A little about Term life insurance policies. (free download at end of article!)
”Insurance is like a parachute. You have to have it before you need it.” -Unknown
Is there anybody who depends on your income besides yourself, such as a spouse, children, or parents? If so, you have a need for life insurance. For most, a simple term life insurance policy will be a good choice.
Life insurance isn’t a cure to revive you from the dead; rather its purpose is to eliminate the financial consequences of your death.
In order to figure out how much life insurance you should buy, you will need to first determine what your financial plan would be if you died tomorrow. Then you should buy enough insurance so that you continue to financially provide for your dependents as if you were still alive. Honoring the most precious promises you make to your loved ones.
Figuring out the appropriate amount of insurance can seem challenging. It involves some data gathering, making some assumptions, and some number crunching. Fortunately, when we prepare financial plans, all that information is readily available. We can give you sound recommendations based on your individual situation.
To avoid getting into the weeds of our process, lets look at a back of the napkin approach to give you an idea of how much to purchase.
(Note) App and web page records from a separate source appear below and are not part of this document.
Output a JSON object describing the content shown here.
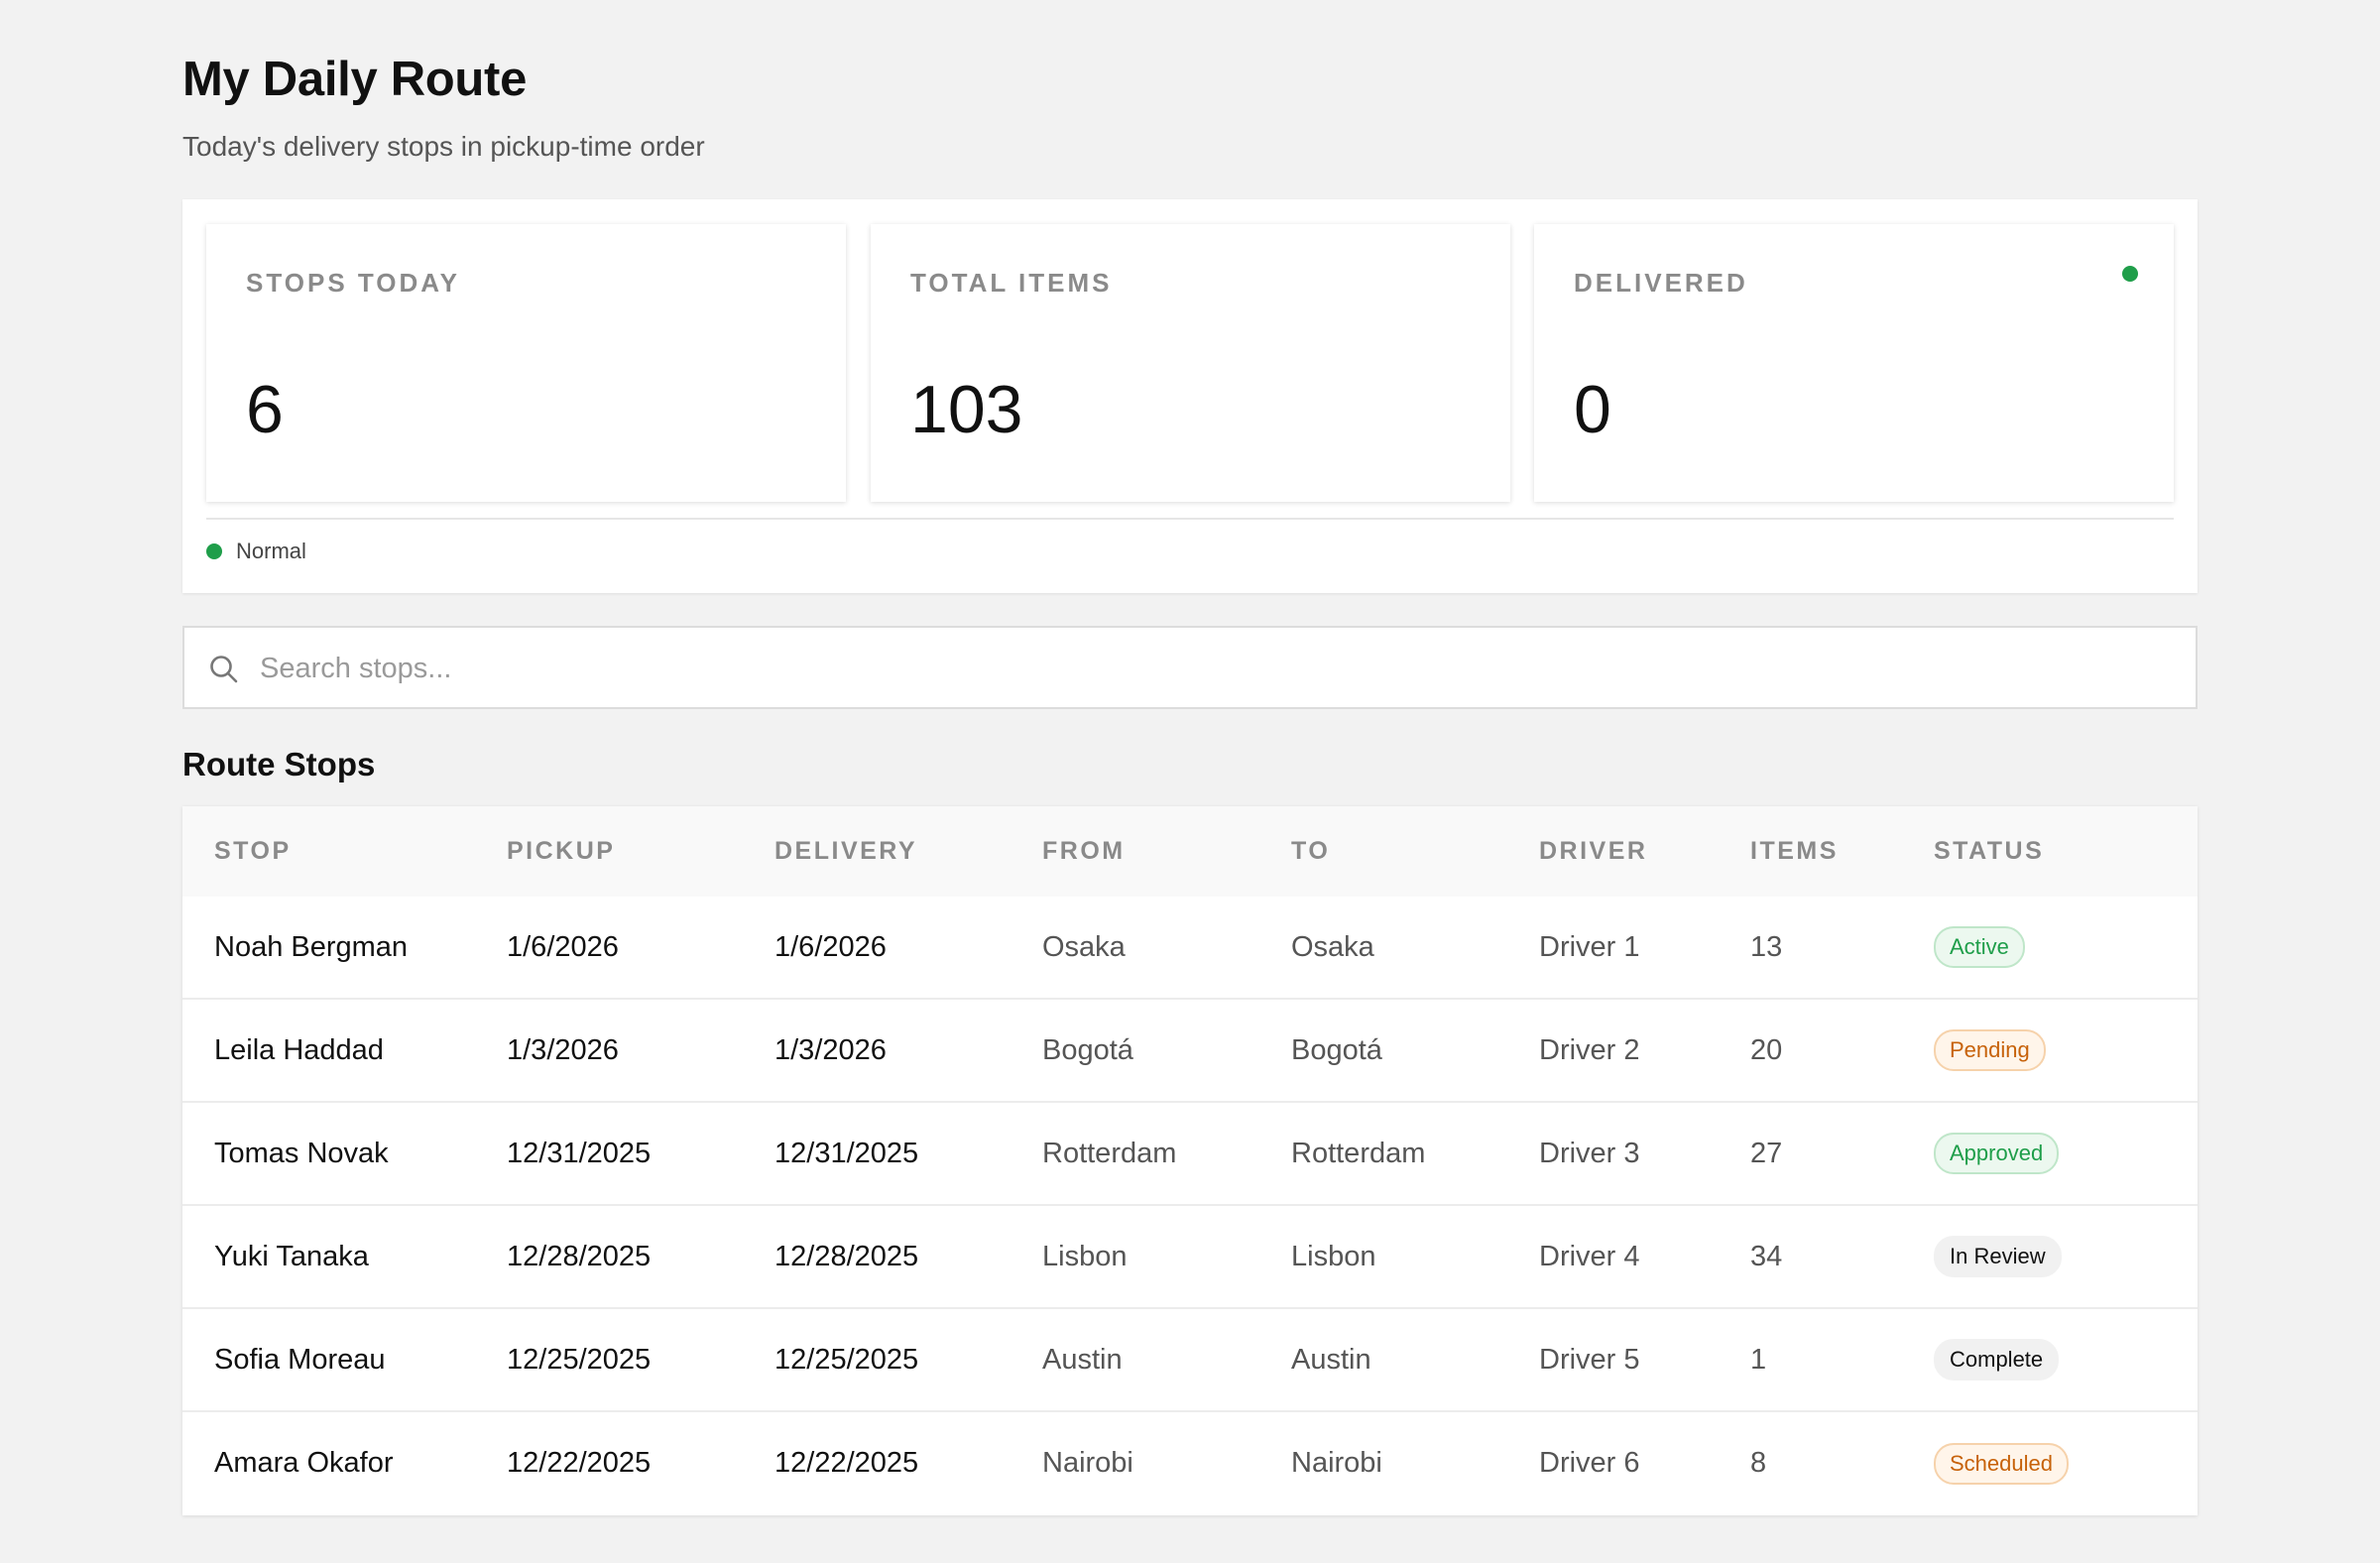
{
  "header": {
    "title": "My Daily Route",
    "subtitle": "Today's delivery stops in pickup-time order"
  },
  "stats": [
    {
      "label": "STOPS TODAY",
      "value": "6"
    },
    {
      "label": "TOTAL ITEMS",
      "value": "103"
    },
    {
      "label": "DELIVERED",
      "value": "0"
    }
  ],
  "legend": {
    "label": "Normal",
    "color": "#1f9e4a"
  },
  "search": {
    "placeholder": "Search stops...",
    "value": ""
  },
  "table": {
    "title": "Route Stops",
    "columns": [
      "STOP",
      "PICKUP",
      "DELIVERY",
      "FROM",
      "TO",
      "DRIVER",
      "ITEMS",
      "STATUS"
    ],
    "rows": [
      {
        "stop": "Noah Bergman",
        "pickup": "1/6/2026",
        "delivery": "1/6/2026",
        "from": "Osaka",
        "to": "Osaka",
        "driver": "Driver 1",
        "items": "13",
        "status": "Active",
        "status_color": "green"
      },
      {
        "stop": "Leila Haddad",
        "pickup": "1/3/2026",
        "delivery": "1/3/2026",
        "from": "Bogotá",
        "to": "Bogotá",
        "driver": "Driver 2",
        "items": "20",
        "status": "Pending",
        "status_color": "orange"
      },
      {
        "stop": "Tomas Novak",
        "pickup": "12/31/2025",
        "delivery": "12/31/2025",
        "from": "Rotterdam",
        "to": "Rotterdam",
        "driver": "Driver 3",
        "items": "27",
        "status": "Approved",
        "status_color": "green"
      },
      {
        "stop": "Yuki Tanaka",
        "pickup": "12/28/2025",
        "delivery": "12/28/2025",
        "from": "Lisbon",
        "to": "Lisbon",
        "driver": "Driver 4",
        "items": "34",
        "status": "In Review",
        "status_color": "gray"
      },
      {
        "stop": "Sofia Moreau",
        "pickup": "12/25/2025",
        "delivery": "12/25/2025",
        "from": "Austin",
        "to": "Austin",
        "driver": "Driver 5",
        "items": "1",
        "status": "Complete",
        "status_color": "gray"
      },
      {
        "stop": "Amara Okafor",
        "pickup": "12/22/2025",
        "delivery": "12/22/2025",
        "from": "Nairobi",
        "to": "Nairobi",
        "driver": "Driver 6",
        "items": "8",
        "status": "Scheduled",
        "status_color": "orange"
      }
    ]
  },
  "colors": {
    "accent_green": "#1f9e4a",
    "accent_orange": "#c7620a",
    "background": "#f2f2f2"
  }
}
The goal is to provide a nest egg that your dependents can draw from to maintain (at a minimum) their current lifestyle. For this quick calculation we’ll use the well popularized 4% rule of thumb for a safe withdrawal rate. Begin by taking your monthly after tax expenses and multiply them by 12 to get your annual spending. Now multiply that amount by 25 to get a base amount of investable assets to apply the 4% rule to (4% = 1/25). Add other items that would need to be paid for like a mortgage, children’s education, and large ticket items like a vacation home or student debt. This should give you the amount you need to cover. Subtract what you currently have in savings and round up to the nearest $100k. With the above steps you should have a good idea of the amount of coverage you need.
How Long of a Term?
Insurance is there to protect you from a catastrophic event that you cannot absorb alone. You enlist the help of an insurance company to share all or a portion of that responsibility to them. For life insurance, the term of coverage will hinge on when you arrive at financial independence. At that point your nest egg should be large enough to provide for your spouse or other loved ones that financially depend on you, for the rest of their lives with or without you. As you get closer to retirement, your life insurance needs generally decrease. At that point your children are hopefully independent and your retirement savings (with the proper planning), will meet your spouse's living needs.
Once you figure out the time line for your financial independence you have a few choices of term policies to consider. The simplest and most popular is called level term. A level term policy insures you are covered for a fixed period at a fixed cost. For instance, if you purchase a 20 year level term policy for $1 million dollars of coverage at $XX cost, you can maintain that coverage at the same cost for all 20 years. At year 21, if you choose to renew your policy it will cost significantly more as your age puts you at greater risk.
Level term is predictable and is often the best choice. However, other options are available. For instance, if you are a high earner and expect to become financially independent early in life, an annually renewable policy will be something to consider. It will be less expensive than a level term policy in the beginning but as your age increases so will the cost. Another option is to combine (ladder) multiple level term policies together to meet your needs. For instance, if you have a 30 year time horizon, you could purchase a 20 year level term and then tack on a 30 year level term for half the coverage. By laddering you can better match the insurance needs with your stage of financial stability.
Insurers have a rating system for your health risks. The lower your health ratings, the higher your premium costs. In certain conditions you can be denied entirely. So get in shape, feel good and save money.
Review these every few years or any time there is a life changing event.
Group policies provided by your employer are often the cheapest plans you’ll find and sometime entirely free. Find out what benefits your employer offers. The amount of coverage is usually tied to your annual salary. It could be one or two times your base salary. Though this is a great benefit it isn’t portable if you leave your job. Do not rely on this for the insurance your family depends on.
If you have financial dependents, life insurance should be your #1 priority. Nobody wants their family to create a gofundme page.
What Issues Should I Consider When Reviewing My Health and Life Insurance Policies?